It is the first study that demonstrates how sexual content in social networks can also predict the perceptions and conduct of adolescents about sexuality
The authors of the cited text investigated the relationship between different types of sexual representations in separate media contents and the disposition of adolescents to have occasional sexual relations, as well as the underlying socio-cognitive processes in these relations. In the context of the study, occasional sex is understood as unplanned, and therefore unsafe sex.
The conclusion is clear: the exposition to sexually explicit material in the Internet predicted, in a direct way, occasional sex. In addition, they came to the conclusion that the enticing presentations of themselves in social networks and the so-called “tele-reality” with a high level of sexual content predicts the willingness of the adolescents to participate in casual sex. That is, it can be affirmed that a relationship exists between what adolescents see through different screens and the sexual behaviors that they later develop.
Usefulness of the study and future challenges
The findings of this study, although they refer only to “casual sex”, also have important implications with regard to research about types of sexual behavior in general as a result of the viewing of erotic and/or pornographic content in the media. Certainly they confirm what other studies on pornography have demonstrated, already published on our web page .
In addition, as the authors emphasize in their bibliographical review, the exposition to a that kind of contents also causes permissive types of attitudes toward sex.
Methodology and observations
The base was made up of a longitudinal panel in three stages with an interval of 6 months based on a sample of 1,467 Dutch adolescents, between the ages of 13 and 17. The control variables were sex and age.
The study centers on three categories or variables to measure the sexualized use of the media: exposure to explicit sexual content on the internet, erotic presentation of themselves in their profiles in social networks and viewing of daring “reality shows” – in particular MTV—which are considered popular among adolescents.

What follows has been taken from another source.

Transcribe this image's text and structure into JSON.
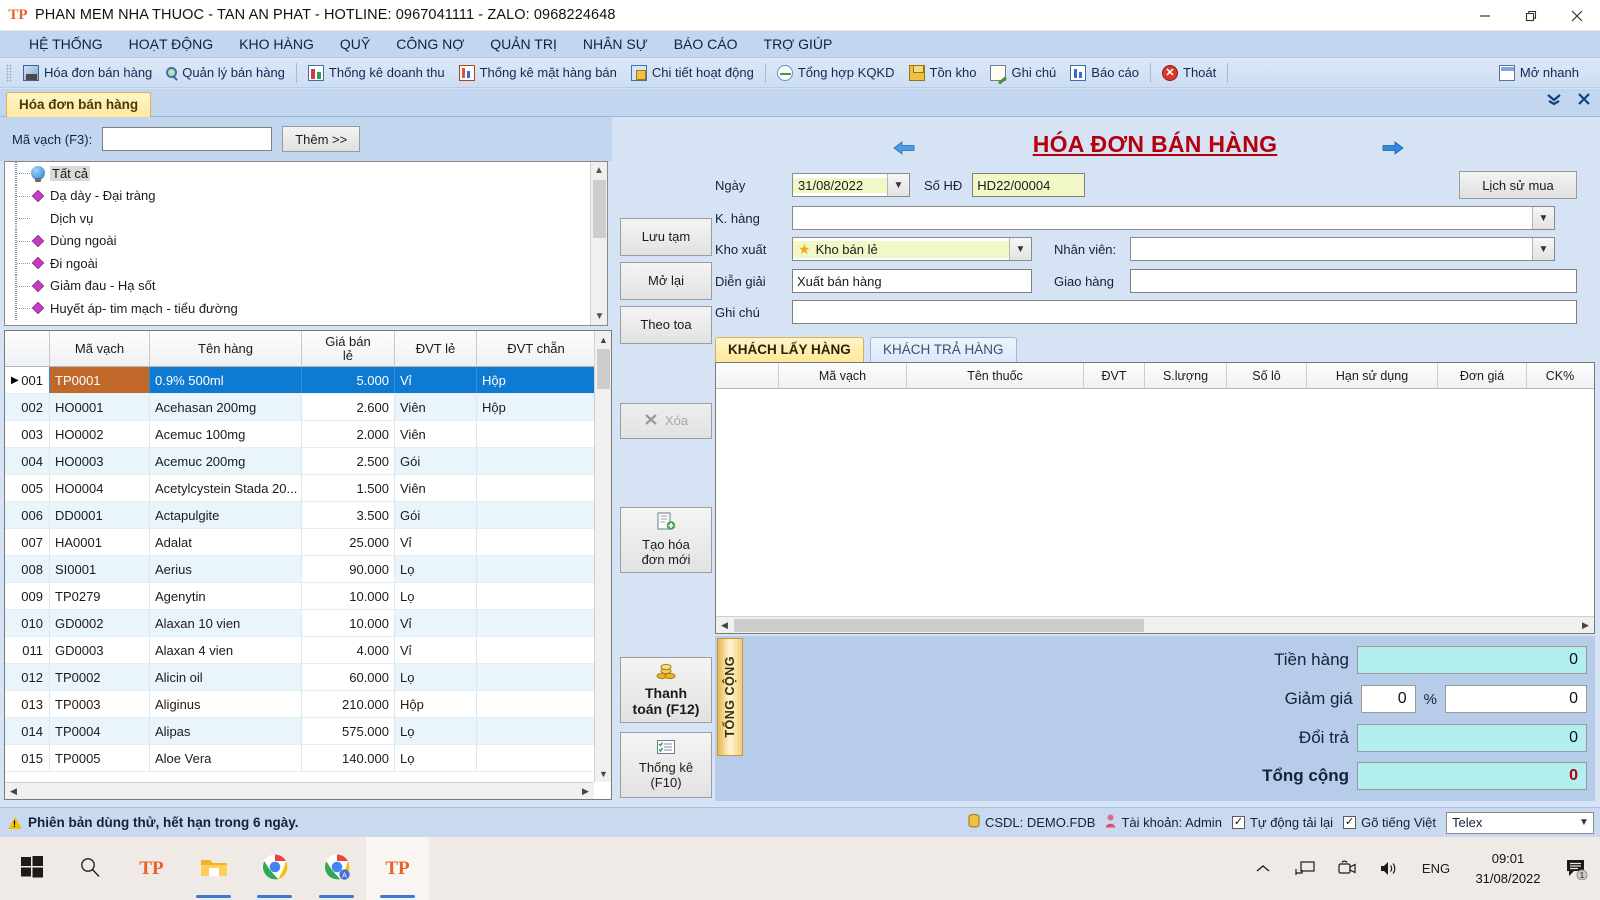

These three categories mentioned can predict the will to be involved in occasional sex in a different way, given the possible differences in the socio-cognitive processes that underlie the changes in behavioral disposition and, among other factors, the similarity of the social surroundings of the adolescents: the more problematic the environment they live in, the easier is for the adolescents to identify themselves with the characters and integrate the content into their own lives.
The authors themselves warn that the results of the study may not be applicable to other cultures less permissive than the Dutch. This caveat, typical of any social scientific study, does not lessen the gravity of the implied alarm, especially when it is known that the internet homogenizes cultures, even more than it is done by the cinema or television formats spread internationally, such as some successful television series. Two of the variables that they study refer precisely to the internet and one to television.
It is clear, to my view that the implicit concern of the study is to call attention to “unsafe sex”: although it is not affirmed, the assumption seems to be that “casual sex” is riskier for contracting illnesses or for getting pregnant. It is surprising, on the other hand, that no relevance is given in the discussion of the study to the high levels of sexualization of young people. In the various scales for measuring the “sexual” use of the media they employ, the results obtained are worrisome: the young people are already hypersexualized.
It is not the objective of the study to reveal the causes of the problem, in particular if the problem is only seen partially. In my thinking, we need studies are needed that look deeper into the causes and, as a result, can offer better proposals of solution. If we do not teach young people about love, and we content ourselves with “instructing” about safe sex while leaving them at the mercy of the “sex merchants”, we will not solve anything.